The Winemaking

We believe great wines come from great vineyards. Healthy soil grows healthy plants and healthy grapes, allowing each site’s natural character to tell its own story through the wine. 

Sustainability is at the heart of everything we do: Foxeys Hangout winery is proud to be certified biodynamic by Southern Cross Certified (SXC). Ours is the first winemaking facility on the Mornington Peninsula to receive this certification. 

Our White Gates, Scotsworth and Kentucky Road vineyards achieved full biodynamic certification for the 2019 vintage, along with our Red Hill winery. This certification is subject to external audit every year. It is your guarantee that we do much more than talk about natural, sustainable and organic practices in our vineyards and winery – we are held to stringent independent standards.

Our move to certification comes after more than a decade of practising organic farming at these sites and supporting the many biodynamic principles that are supplementary to organic farming. We are among several fellow premium Peninsula growers who have been exploring this sustainable approach to growing wine grapes over a long period but we believe we are the first to receive certification for our winery.

Wines within the Foxeys range from our certified vineyards are permitted to carry the ACO certification logo on the label. In addition to our certified vineyards we have others on the Peninsula which we contract to supplement our own grape production. These vineyards are not organically farmed. They are, however, managed with as little chemical input as the owners and vineyard managers feel is appropriate. We have purchased fruit from these vineyards for up to 15 years.

Wineries do not make flavour: flavour comes from grapes. We keep intervention to a minimum but we influence the journey from vineyard to bottle with a range of decisions in the winery. We generally use natural yeasts and bacteria to ferment grapes rather than inoculating with packets. We handle juice in an oxidative manner. We use new oak to add complexity to wine rather than to dominate it. We use only French oak (not American oak).

We like wines that are savoury and interesting rather than forward and fruity.

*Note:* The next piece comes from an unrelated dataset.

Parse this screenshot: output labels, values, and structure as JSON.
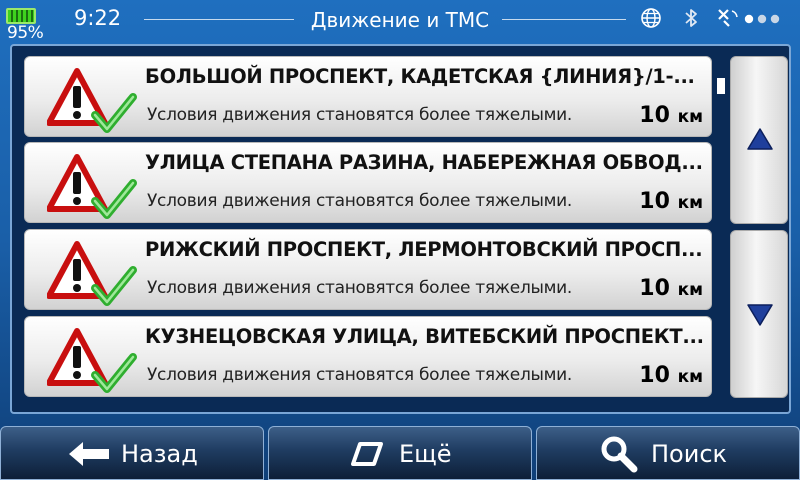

That means picking ripe grapes with the lowest sugars possible to keep alcohols down and making wines which speak of their natural acid and tannin structures.

Tony Lee, grapegrower, winemaker